free. In my industry people want more wireless minutes, free phones and
no dropped calls with coverage everywhere, yet they don't want towers
and they hate paying their bills. Do I wish it were free, hell yah!!!!
But reality then would be I wouldn't have a job, nor would about a
million people world wide that work in the wireless industry. The fact
remains that in order to make money, some things need to be proprietary
and/or covered by IP. It sucks, but it is the world in which we live.
Star Trek aside, the future is more of the same and until we get a
remedy for greed and plain old corruption in industry, we will be
governed by these truths.
I wish I could put this in the 5
Pennie review category, but right now it isn't the time for freedom for
the sake of lack of function. Once the industry gets a bit farther
along, or hardware people open up the cabinets and let out code to
drive a lot of the hardware out there today, then this will be the
model of what Linux should be and will most likely become. It is a bit
ahead of its time, and that might be its undoing, but I for one will
always have a copy of this on any machine of mine that will run it.
Thank you gNewSense for taking a stand and giving the world Freedom.

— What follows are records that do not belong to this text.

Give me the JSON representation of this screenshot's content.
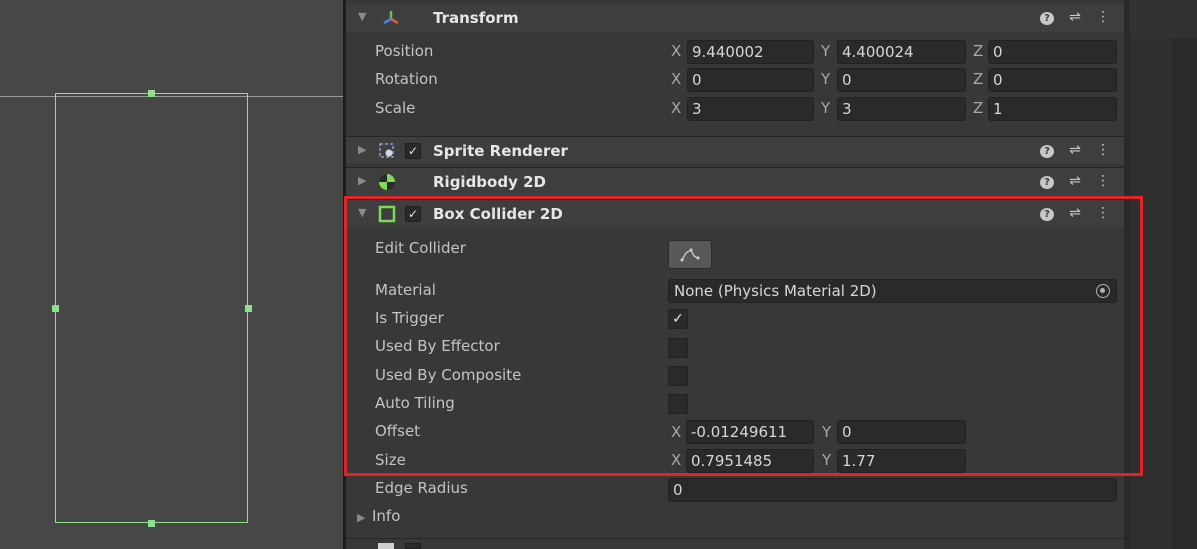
{
  "transform": {
    "title": "Transform",
    "position": {
      "label": "Position",
      "x": "9.440002",
      "y": "4.400024",
      "z": "0"
    },
    "rotation": {
      "label": "Rotation",
      "x": "0",
      "y": "0",
      "z": "0"
    },
    "scale": {
      "label": "Scale",
      "x": "3",
      "y": "3",
      "z": "1"
    }
  },
  "axis": {
    "x": "X",
    "y": "Y",
    "z": "Z"
  },
  "components": {
    "sprite_renderer": "Sprite Renderer",
    "rigidbody": "Rigidbody 2D",
    "box_collider": "Box Collider 2D"
  },
  "box_collider": {
    "edit_collider": "Edit Collider",
    "material": {
      "label": "Material",
      "value": "None (Physics Material 2D)"
    },
    "is_trigger": {
      "label": "Is Trigger",
      "checked": true
    },
    "used_by_effector": {
      "label": "Used By Effector",
      "checked": false
    },
    "used_by_composite": {
      "label": "Used By Composite",
      "checked": false
    },
    "auto_tiling": {
      "label": "Auto Tiling",
      "checked": false
    },
    "offset": {
      "label": "Offset",
      "x": "-0.01249611",
      "y": "0"
    },
    "size": {
      "label": "Size",
      "x": "0.7951485",
      "y": "1.77"
    },
    "edge_radius": {
      "label": "Edge Radius",
      "value": "0"
    },
    "info": "Info"
  },
  "glyphs": {
    "check": "✓",
    "help": "?",
    "settings": "⇌",
    "menu": "⋮",
    "fold_open": "▼",
    "fold_closed": "▶"
  },
  "colors": {
    "highlight": "#e02428",
    "collider_green": "#8ee08e"
  }
}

For those who have been looking for this, the team is definitely in
need of help in many areas, so please get involved in either financial
support or with your time and knowledge. Together with people of like
mind, this distro will be what many FSF enthusiasts have been dreaming
of for years: a distro that works and is completely free.
always, if you appreciate what you have read here, or any Linux site
for the matter, please remember that Free as in Speech is not the same
as Free as in Beer. We need your help in supporting what we do, so
please if you can donate here by the link on the side of the review. We truly enjoy bringing our view of various Linux
distros and helping newbies get on track with their hopes of becoming
free of MS and Patent Lawyers, so anything you can do to help will be